The White House tried to defend Trump completely caving to the NRA. It did not go well.

Faced with tough questions about Trump's new school safety proposal, Sarah Sanders had few answers.


During the White House news briefing on Monday, Press Secretary Sarah Huckabee Sanders struggled to deal with a series of questions about President Trump’s new school safety proposal — one that contains precisely zero provisions opposed by the NRA, and that represents an about-face from what he said in the wake of the Parkland school shooting, when he met with survivors and vowed he’d work to raise the minimum age for purchasing assault weapons to 21.

The first gun-related question Sanders fielded was about whether “there’s a single thing in this proposal from the president that is not supported by the NRA.” The press secretary tried to dodge it with a bit of trickery, claiming that while Trump may not be endorsing an AR-15 minimum purchase age increase, he could still end up doing so it a new federal commission determines it’s a good idea.

Next, Sanders was asked why Trump called for the creation of the aforementioned commission to study gun violence in schools just hours after he mocked commissions of that sort during a rally in Pennsylvania.

“Less than 24 hours after ridiculing the idea of blue ribbon commissions — he said, ‘all they do it talk and talk and talk, and then two hours later they write a report’ — and then on this issue, a commission is okay? Why?” a reporter asked her.

Sanders again dodged, saying, “Look, the president doesn’t just have one piece of this plan. There are a number of things that he is pushing forward that are very tangible.”

Later, Sanders was asked about the disconnect between Trump’s comments call for the minimum age for assault weapons purchases to be raised during his meeting with Parkland survivors, and his new plan, which does not include any proposal to change purchase ages.

“The president, here in the White House, met with six students from Parkland, Florida, and said specifically that he would ‘go strong’ on the age limits.

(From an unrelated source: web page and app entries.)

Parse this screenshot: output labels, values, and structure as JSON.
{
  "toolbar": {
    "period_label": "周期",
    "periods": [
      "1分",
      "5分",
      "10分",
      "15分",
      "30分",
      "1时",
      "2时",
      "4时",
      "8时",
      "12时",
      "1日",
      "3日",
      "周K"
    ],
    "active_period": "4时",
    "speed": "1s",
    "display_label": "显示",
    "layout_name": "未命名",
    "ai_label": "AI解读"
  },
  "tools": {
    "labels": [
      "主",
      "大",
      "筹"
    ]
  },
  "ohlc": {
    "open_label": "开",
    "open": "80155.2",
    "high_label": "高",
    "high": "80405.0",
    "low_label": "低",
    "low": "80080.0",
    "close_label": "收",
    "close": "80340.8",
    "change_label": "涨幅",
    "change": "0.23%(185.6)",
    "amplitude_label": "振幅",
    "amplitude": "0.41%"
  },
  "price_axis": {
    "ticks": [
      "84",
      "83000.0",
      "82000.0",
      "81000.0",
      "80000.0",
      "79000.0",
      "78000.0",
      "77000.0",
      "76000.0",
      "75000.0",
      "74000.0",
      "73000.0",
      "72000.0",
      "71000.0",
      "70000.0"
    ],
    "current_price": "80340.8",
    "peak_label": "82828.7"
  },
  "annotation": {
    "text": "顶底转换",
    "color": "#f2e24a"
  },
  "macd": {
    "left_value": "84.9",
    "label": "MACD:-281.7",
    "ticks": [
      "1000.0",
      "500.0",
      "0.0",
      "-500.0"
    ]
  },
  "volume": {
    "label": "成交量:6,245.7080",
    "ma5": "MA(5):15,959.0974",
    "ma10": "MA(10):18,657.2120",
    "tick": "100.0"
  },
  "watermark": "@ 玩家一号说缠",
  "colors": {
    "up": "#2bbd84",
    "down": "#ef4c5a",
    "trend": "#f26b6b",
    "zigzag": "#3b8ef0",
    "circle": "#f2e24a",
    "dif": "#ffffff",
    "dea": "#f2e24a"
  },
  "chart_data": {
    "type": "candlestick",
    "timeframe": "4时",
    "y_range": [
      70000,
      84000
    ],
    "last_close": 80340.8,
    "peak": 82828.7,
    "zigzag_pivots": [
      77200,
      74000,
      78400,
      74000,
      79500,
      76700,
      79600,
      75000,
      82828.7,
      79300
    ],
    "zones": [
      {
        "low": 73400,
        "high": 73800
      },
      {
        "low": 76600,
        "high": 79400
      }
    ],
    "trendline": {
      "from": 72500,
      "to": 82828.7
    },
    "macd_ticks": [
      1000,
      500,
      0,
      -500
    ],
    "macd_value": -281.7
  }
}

And this proposal doesn’t have the president stepping forward and demanding action on the age limits. Why is the president backing away from that promise to those six students?” a reporter asked.

Sanders’ response was that while the president personally supports raising the age, “We’re pushing forward on the things that have support.”

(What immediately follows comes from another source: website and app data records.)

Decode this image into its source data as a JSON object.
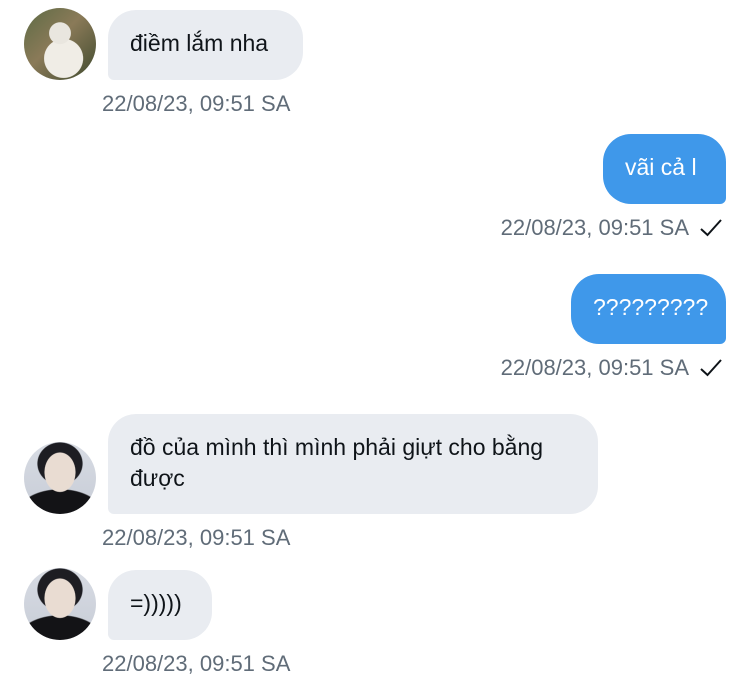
{
  "messages": [
    {
      "direction": "incoming",
      "text": "điềm lắm nha",
      "timestamp": "22/08/23, 09:51 SA"
    },
    {
      "direction": "outgoing",
      "text": "vãi cả l",
      "timestamp": "22/08/23, 09:51 SA",
      "status": "sent-check-icon"
    },
    {
      "direction": "outgoing",
      "text": "?????????",
      "timestamp": "22/08/23, 09:51 SA",
      "status": "sent-check-icon"
    },
    {
      "direction": "incoming",
      "text": "đồ của mình thì mình phải giựt cho bằng được",
      "timestamp": "22/08/23, 09:51 SA"
    },
    {
      "direction": "incoming",
      "text": "=)))))",
      "timestamp": "22/08/23, 09:51 SA"
    }
  ],
  "colors": {
    "incoming_bubble": "#e9ecf1",
    "outgoing_bubble": "#3f98ea",
    "timestamp": "#606c78",
    "text_dark": "#0f1419"
  }
}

But as another reporter mentioned later, polling consistently shows upwards of 75 percent of Americans in favor raising the age for assault weapons purchases. Nonetheless, Trump tweeted earlier Monday that there is “not much political support (to put it mildly)” for the proposal.

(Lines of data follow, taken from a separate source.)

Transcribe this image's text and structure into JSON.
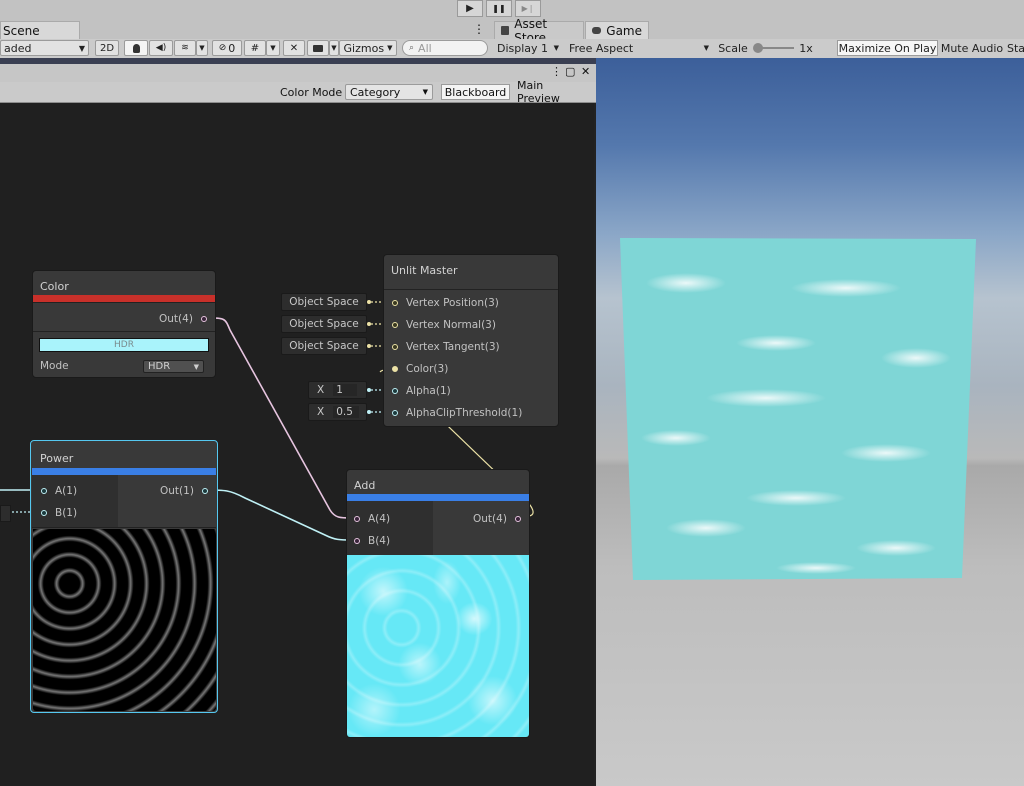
{
  "playbar": {
    "play": "▶",
    "pause": "❚❚",
    "step": "▶❘"
  },
  "tabs": {
    "scene": "Scene",
    "asset_store": "Asset Store",
    "game": "Game",
    "more": "⋮"
  },
  "scene_toolbar": {
    "shading": "aded",
    "mode_2d": "2D",
    "hidden_count": "0",
    "gizmos": "Gizmos",
    "search_placeholder": "All"
  },
  "game_toolbar": {
    "display": "Display 1",
    "aspect": "Free Aspect",
    "scale_label": "Scale",
    "scale_value": "1x",
    "maximize": "Maximize On Play",
    "mute": "Mute Audio",
    "stats": "Sta"
  },
  "shader_graph": {
    "window_controls": {
      "menu": "⋮",
      "maximize": "▢",
      "close": "✕"
    },
    "color_mode_label": "Color Mode",
    "color_mode_value": "Category",
    "blackboard": "Blackboard",
    "main_preview": "Main Preview"
  },
  "nodes": {
    "color": {
      "title": "Color",
      "title_color": "#c8302a",
      "out": "Out(4)",
      "swatch_label": "HDR",
      "swatch_color": "#a9f3fb",
      "mode_label": "Mode",
      "mode_value": "HDR"
    },
    "power": {
      "title": "Power",
      "title_color": "#3a7fe6",
      "in_a": "A(1)",
      "in_b": "B(1)",
      "out": "Out(1)"
    },
    "add": {
      "title": "Add",
      "title_color": "#3a7fe6",
      "in_a": "A(4)",
      "in_b": "B(4)",
      "out": "Out(4)"
    },
    "unlit_master": {
      "title": "Unlit Master",
      "ports": [
        "Vertex Position(3)",
        "Vertex Normal(3)",
        "Vertex Tangent(3)",
        "Color(3)",
        "Alpha(1)",
        "AlphaClipThreshold(1)"
      ],
      "space_fields": [
        "Object Space",
        "Object Space",
        "Object Space"
      ],
      "alpha_axis": "X",
      "alpha_value": "1",
      "clip_axis": "X",
      "clip_value": "0.5"
    }
  },
  "colors": {
    "water": "#66e8f6",
    "game_quad": "#7fd6d6"
  }
}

Sanders dismissed the disconnect between Trump’s comments and the polling by claiming that his tweet referred to “Congress, who actually has the ability to make law — not online polls.”

Ironically, on February 22 — eight days after the Parkland shooting — Trump held a bipartisan meeting with members of Congress in which he chastized members for being owned by the NRA and asserted that he, by contrast, would not be intimidated. (The NRA spent $30 million to get Trump elected.)

“They do have great power, I agree with that,” Trump said during the meeting. “They have great power over you people. They have less power over me. What do I need?”

Despite his posturing, the next day Trump gave a speech at CPAC in which he parroted the NRA’s talking points.